“What this case shows is that Christians with traditional beliefs about marriage are at risk of being left out in the cold.

“If the Government steamrollers ahead with its plans to redefine marriage, then hundreds of thousands of people could be thrown out of their jobs unless they agree to endorse gay marriage.”

To read the entire article above, CLICK HERE.

From "European Court of Human Rights rules against Christians in conscience cases" by Hilary White, 1/16/13

Sophia Kuby of the European Dignity Watch NGO called the ruling a case of “obsessive political correctness trumping religious freedom.” These “equality and diversity” policies, she said, while claiming to be about safeguarding freedoms are having the opposite effect.

It is an “obvious paradox” that they are “creating new discrimination against Christians,” she said. The ruling has “marked a new step in the discrimination against Christians who act according to their consciences or wear a non-controversial sign of their faith.”

Two of the justices dissented and issued a minority ruling saying, “The state is obliged to respect the individual’s freedom of conscience.”

“Instead of practising the tolerance of the ‘dignity for all’ it preached, the Borough of Islington pursued the doctrinaire line, the road of obsessive political correctness,” said the dissenting ruling. “It effectively sought to force the applicant to act against her conscience of face the extreme penalty of dismissal – something which … cannot be deemed necessary in a democratic society.”

To read the entire article above, CLICK HERE.

From "Human-rights panel: 'Gay' trumps 'faith'" by Alex Newman, World Net Daily 1/15/13

[GrĂ©gor Puppinck, Director of the European Center for Law and Justice, said] “The [court] majority obviously missed the fundamental difference between conscience and religion,” Puppinck told WND after the verdict was published. “Whereas the cases of Eweida and Chaplin are cases of ‘freedom of religion’ – freedom to wear religious items in public – the ones of Ladele and McFarlane are cases of ‘freedom of conscience,’ conscientious objection to homosexuality.”

“The state has the positive obligation not only to abstain from forcing someone to act against his moral conscience, but also to undertake positive measures to accommodate this person, as much as reasonably possible,” he continued.

“In the case of Ms. Ladele, the state not only forced her to celebrate same-sex unions, violating its negative obligation to respect individual conscience, but also made no effort to find a reasonable accommodation in order to respect her genuine conscientious objection, violating its positive obligation to respect individual conscience,” Puppinck said.

“It is not the same to force someone to abstain from wearing a religious item, and to force someone to act against his conscience, for example forcing someone to perform a homosexual union, or any other practice that can be genuinely considered as immoral such as abortion,” he concluded.

To read the entire article above, CLICK HERE.

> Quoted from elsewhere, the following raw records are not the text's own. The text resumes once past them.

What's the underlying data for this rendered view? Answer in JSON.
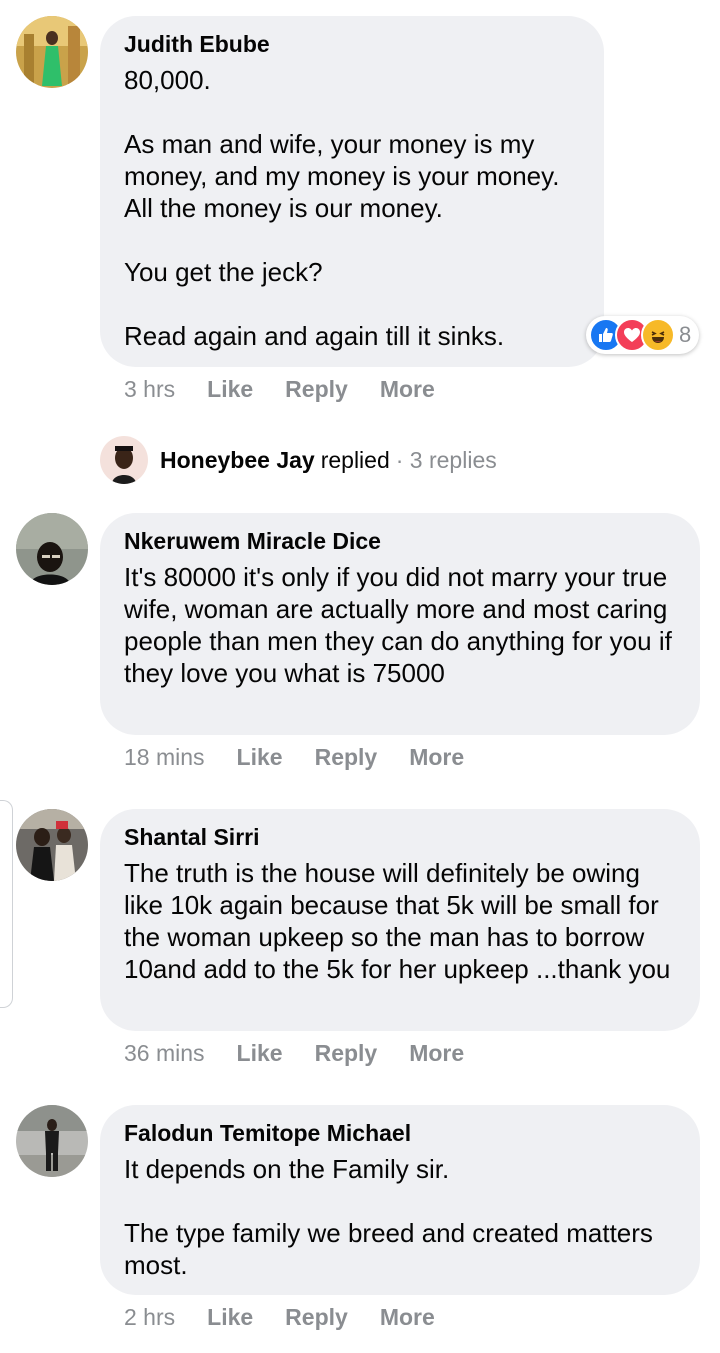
{
  "comments": [
    {
      "name": "Judith Ebube",
      "text": "80,000.\n\nAs man and wife, your money is my money, and my money is your money. All the money is our money.\n\nYou get the jeck?\n\nRead again and again till it sinks.",
      "time": "3 hrs",
      "like": "Like",
      "reply": "Reply",
      "more": "More",
      "reaction_count": "8"
    },
    {
      "name": "Nkeruwem Miracle Dice",
      "text": "It's 80000 it's only if you did not marry your true wife, woman are actually more and most caring people than men they can do anything for you if they love you what is 75000",
      "time": "18 mins",
      "like": "Like",
      "reply": "Reply",
      "more": "More"
    },
    {
      "name": "Shantal Sirri",
      "text": "The truth is the house will definitely be owing like 10k again because that 5k will be small for the woman upkeep so the man has to borrow 10and add to the 5k for her upkeep ...thank you",
      "time": "36 mins",
      "like": "Like",
      "reply": "Reply",
      "more": "More"
    },
    {
      "name": "Falodun Temitope Michael",
      "text": "It depends on the Family sir.\n\nThe type family we breed and created matters most.",
      "time": "2 hrs",
      "like": "Like",
      "reply": "Reply",
      "more": "More"
    }
  ],
  "replied": {
    "name": "Honeybee Jay",
    "verb": "replied",
    "count": "· 3 replies"
  },
  "colors": {
    "bubble": "#eff0f3",
    "meta": "#8a8d91",
    "like_blue": "#1877f2",
    "love_red": "#f33e58",
    "haha_yellow": "#f7b928"
  }
}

Also read U.S. Supreme Court Allows Gay Agenda to Trump Parental Rights

In addition, read 'Gay Rights' Winning, Loss of Religious Liberty Documented - Washington Post writer demonstrates it's a "zero sum" game: Winning homosexual 'rights' means Christians must lose freedom of religion.